▸ **TASK BRIEF**
Output only how many lines below contain "Image".

[Stored items]
== == ==
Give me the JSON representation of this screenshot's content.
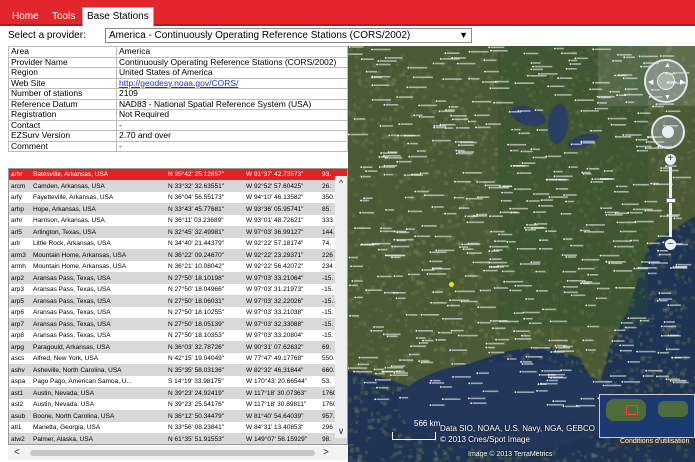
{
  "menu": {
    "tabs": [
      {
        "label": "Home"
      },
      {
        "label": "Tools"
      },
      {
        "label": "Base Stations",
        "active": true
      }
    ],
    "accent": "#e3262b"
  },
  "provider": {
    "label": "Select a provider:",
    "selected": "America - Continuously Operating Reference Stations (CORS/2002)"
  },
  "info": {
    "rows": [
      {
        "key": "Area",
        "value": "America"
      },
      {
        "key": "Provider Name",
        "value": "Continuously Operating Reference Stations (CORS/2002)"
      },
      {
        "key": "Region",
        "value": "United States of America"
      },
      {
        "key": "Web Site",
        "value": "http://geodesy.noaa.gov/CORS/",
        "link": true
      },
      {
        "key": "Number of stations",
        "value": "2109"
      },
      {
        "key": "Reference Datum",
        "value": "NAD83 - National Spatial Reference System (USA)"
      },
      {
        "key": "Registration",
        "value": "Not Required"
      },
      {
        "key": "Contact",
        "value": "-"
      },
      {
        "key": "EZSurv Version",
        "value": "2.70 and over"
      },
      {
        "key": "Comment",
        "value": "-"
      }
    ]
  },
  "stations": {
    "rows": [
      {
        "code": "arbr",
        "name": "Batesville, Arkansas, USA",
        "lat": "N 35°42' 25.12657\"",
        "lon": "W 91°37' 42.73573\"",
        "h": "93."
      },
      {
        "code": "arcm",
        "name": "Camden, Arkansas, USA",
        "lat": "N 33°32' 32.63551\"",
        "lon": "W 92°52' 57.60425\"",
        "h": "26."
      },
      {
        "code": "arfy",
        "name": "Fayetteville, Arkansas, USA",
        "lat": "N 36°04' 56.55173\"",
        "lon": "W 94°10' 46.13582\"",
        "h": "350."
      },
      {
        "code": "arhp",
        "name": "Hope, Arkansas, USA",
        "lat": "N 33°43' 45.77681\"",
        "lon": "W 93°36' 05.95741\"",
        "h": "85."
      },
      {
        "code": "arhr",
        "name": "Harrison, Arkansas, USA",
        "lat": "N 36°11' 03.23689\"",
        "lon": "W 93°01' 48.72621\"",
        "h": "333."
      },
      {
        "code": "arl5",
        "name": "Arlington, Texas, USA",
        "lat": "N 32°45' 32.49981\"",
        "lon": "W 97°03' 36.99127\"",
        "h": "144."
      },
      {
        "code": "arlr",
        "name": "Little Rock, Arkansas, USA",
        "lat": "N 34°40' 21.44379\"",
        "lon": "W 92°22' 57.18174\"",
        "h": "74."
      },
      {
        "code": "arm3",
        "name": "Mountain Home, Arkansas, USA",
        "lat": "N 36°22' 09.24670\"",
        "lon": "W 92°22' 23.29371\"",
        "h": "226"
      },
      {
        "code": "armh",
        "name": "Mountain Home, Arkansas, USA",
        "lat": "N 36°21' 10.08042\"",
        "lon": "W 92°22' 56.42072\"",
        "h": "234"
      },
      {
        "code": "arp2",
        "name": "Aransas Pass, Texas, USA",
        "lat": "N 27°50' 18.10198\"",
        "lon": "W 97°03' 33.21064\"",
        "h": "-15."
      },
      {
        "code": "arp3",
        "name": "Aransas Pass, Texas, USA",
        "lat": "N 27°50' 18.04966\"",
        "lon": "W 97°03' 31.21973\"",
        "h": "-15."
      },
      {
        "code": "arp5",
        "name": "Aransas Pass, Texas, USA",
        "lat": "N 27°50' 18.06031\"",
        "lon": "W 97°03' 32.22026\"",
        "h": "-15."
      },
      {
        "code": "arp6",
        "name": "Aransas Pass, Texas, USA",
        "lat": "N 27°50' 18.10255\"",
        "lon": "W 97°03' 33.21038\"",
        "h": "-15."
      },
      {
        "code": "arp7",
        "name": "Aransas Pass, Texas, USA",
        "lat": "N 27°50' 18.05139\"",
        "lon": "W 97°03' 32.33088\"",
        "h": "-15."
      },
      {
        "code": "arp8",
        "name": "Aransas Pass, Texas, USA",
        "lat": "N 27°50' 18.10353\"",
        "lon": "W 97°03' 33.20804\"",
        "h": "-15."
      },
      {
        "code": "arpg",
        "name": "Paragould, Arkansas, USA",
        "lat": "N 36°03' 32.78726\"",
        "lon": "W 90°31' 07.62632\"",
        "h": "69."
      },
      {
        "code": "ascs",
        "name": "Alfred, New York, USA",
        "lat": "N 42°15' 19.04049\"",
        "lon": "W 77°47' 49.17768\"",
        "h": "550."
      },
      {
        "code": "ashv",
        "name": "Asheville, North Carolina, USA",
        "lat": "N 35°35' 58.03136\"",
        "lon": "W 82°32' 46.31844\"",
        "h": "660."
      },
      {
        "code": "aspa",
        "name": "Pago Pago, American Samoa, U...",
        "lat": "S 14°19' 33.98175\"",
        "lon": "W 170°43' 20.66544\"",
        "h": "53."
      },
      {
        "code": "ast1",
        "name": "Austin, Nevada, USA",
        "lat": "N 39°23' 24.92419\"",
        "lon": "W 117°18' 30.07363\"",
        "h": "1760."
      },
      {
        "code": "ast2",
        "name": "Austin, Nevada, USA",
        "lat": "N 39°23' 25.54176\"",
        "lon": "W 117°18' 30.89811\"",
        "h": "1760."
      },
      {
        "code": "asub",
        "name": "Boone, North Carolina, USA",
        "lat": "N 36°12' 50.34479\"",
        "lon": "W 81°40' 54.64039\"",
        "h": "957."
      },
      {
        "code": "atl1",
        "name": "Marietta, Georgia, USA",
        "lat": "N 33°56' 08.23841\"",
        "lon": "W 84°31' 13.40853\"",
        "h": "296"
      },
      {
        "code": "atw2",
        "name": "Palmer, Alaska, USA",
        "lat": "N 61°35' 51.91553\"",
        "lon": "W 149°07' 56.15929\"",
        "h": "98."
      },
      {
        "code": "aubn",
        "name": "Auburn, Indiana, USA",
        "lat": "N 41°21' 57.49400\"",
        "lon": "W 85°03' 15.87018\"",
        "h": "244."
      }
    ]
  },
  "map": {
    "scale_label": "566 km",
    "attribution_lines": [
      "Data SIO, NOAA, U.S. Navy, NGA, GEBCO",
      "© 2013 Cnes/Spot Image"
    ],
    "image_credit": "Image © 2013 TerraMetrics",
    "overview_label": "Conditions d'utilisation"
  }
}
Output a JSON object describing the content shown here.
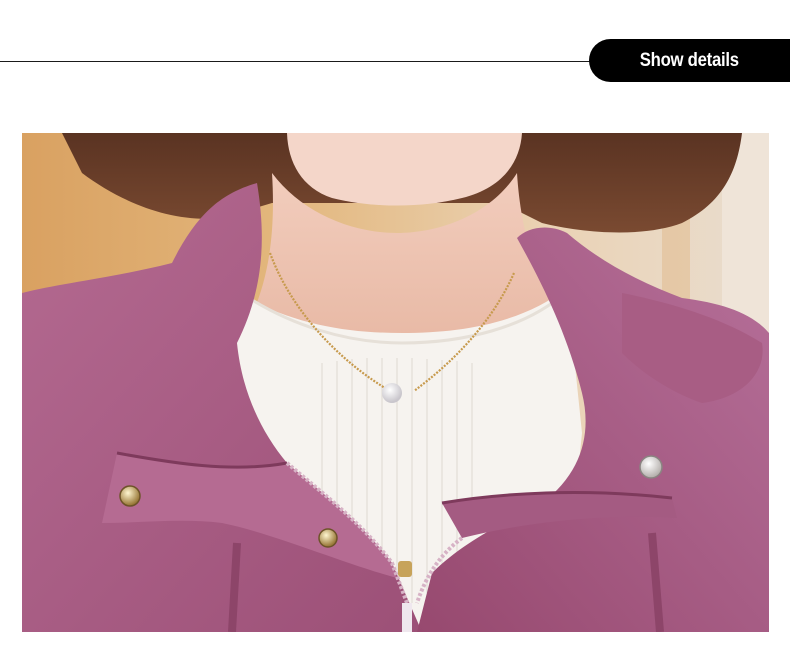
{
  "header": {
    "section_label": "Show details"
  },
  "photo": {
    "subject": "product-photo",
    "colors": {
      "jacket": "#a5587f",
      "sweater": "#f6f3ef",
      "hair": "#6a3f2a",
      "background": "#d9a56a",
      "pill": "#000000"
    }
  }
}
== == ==
▸ **YOUR SOLUTION**
2